This week we have a pair of “monster of the week” episodes, the sort of thing my wife, a longtime X-Phile, likes best. Unfortunately for her, the first of these two episodes, “The Jersey Devil,” is widely considered to be one of the worst monster of the week episodes ever filmed. I don’t know that this is strictly true, as there are some truly awful episodes waiting for us out there in the X-Files wilderness, but “The Jersey Devil” isn’t exactly a great hour of TV, either.
Most people don’t realize this, but The X-Files never did a straight-up bigfoot episode. This surprises a lot of folks when they hear this, because bigfoots would seem to be a perfect subject for an X-Files adventure. The closest the show ever came to bringing sasquatch to the small screen was this one, however. And it tries pretty darned hard to put a quasi-realistic spin on the topic, rather than simply going for a guy in a hair suit. “The Jersey Devil”‘s problem, though, isn’t that it can’t figure out a unique spin on the topic, but that it tries to be so unique and so off the wall that it ends up simply being kind of stupid.
The premise of “The Jersey Devil” is that there are wild people living in the woodlands outside of Atlantic City. Yes, that Atlantic City. The story doesn’t take place in Oregon or Washington state or anywhere a substantial amount of forest could maintain a population, however small, of throwback human beings, but rather in the titular Jersey. Points to Chris Carter for trying to write something that doesn’t play strictly to chiché, but come on. New Jersey bigfoot? Even Finding Bigfoot had some difficulty swallowing that particular premise.
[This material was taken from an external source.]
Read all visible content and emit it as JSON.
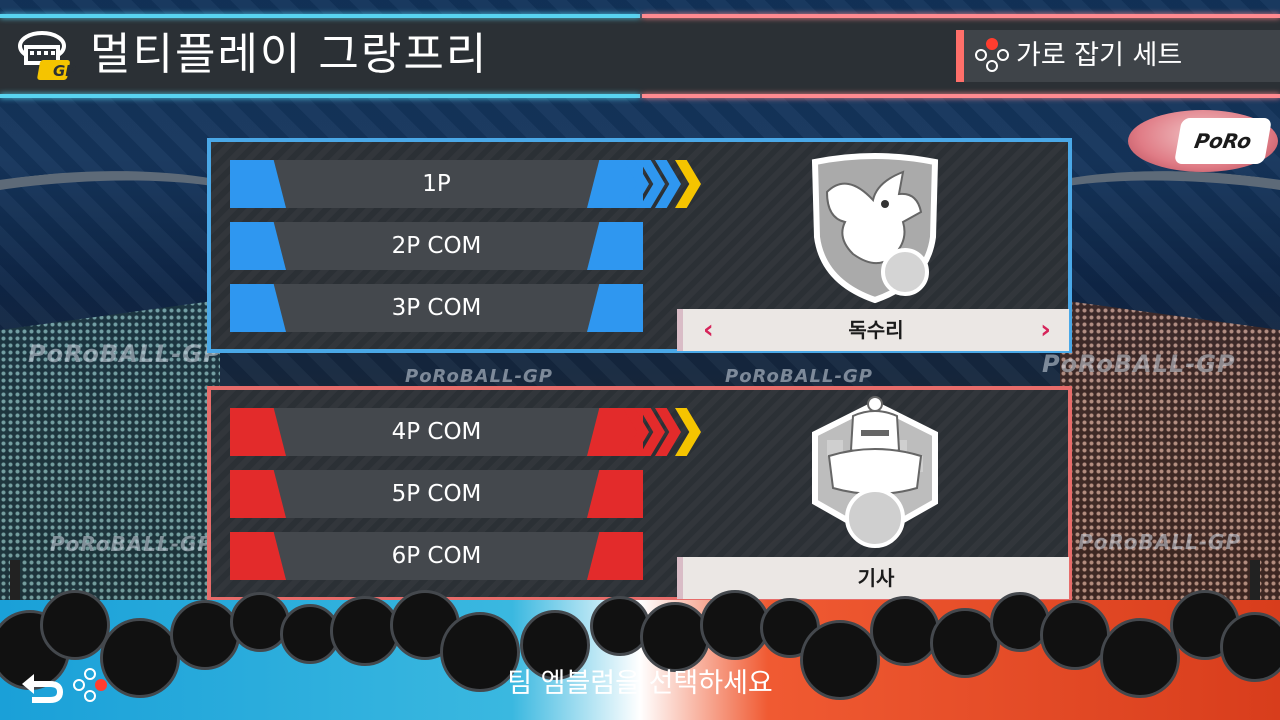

There’s an author named James Reasoner who writes, on average, about a million words a year. He also sells anywhere from 10-12 novels during that same period. The man is a writing machine, and he’s been turning out this level of material for a long, long time. He is, by any measure, a success. You probably have never heard his name.
I think about Reasoner sometimes when I’m doing my own work. First and foremost there’s his almost inhuman production rate, which dwarfs even my own. In my very best years, I produce about 800,000 words. Of those 800,000 words, I sell probably 80,000. That’s a work-to-publication ratio that’s not terrific, though I’ve written about that elsewhere. Reasoner also finds time to do regular blogging and God knows what else, so I’m thinking he has at least one robot arm.
Probably more important than the production are the sales. I’m in this for the money, as I’ve said countless times before. I do this not only because it’s where my talent lies, but so I can put food on the table. Sales are very, very important to me. I have to make them regularly and they have to be for solid amounts of money. But over the past four years I’ve only sold for advances five books. Reasoner easily doubles that number every year. It’s hard to wrap my brain around that even as I sit here and write the words.
What’s his secret? Well, first he has the art of writing westerns — and that’s primarily what he writes — down to a science. The man can write westerns like nobody’s business. Anyone who becomes such a specialist can probably rely on getting more sales than those who have not dedicated most of their adult lives to creating a specific kind of genre entertainment. It’s kind of like how Michael Newton has managed to write approximately 4.7 billion Mack Bolan novels and keep them (mostly) fresh.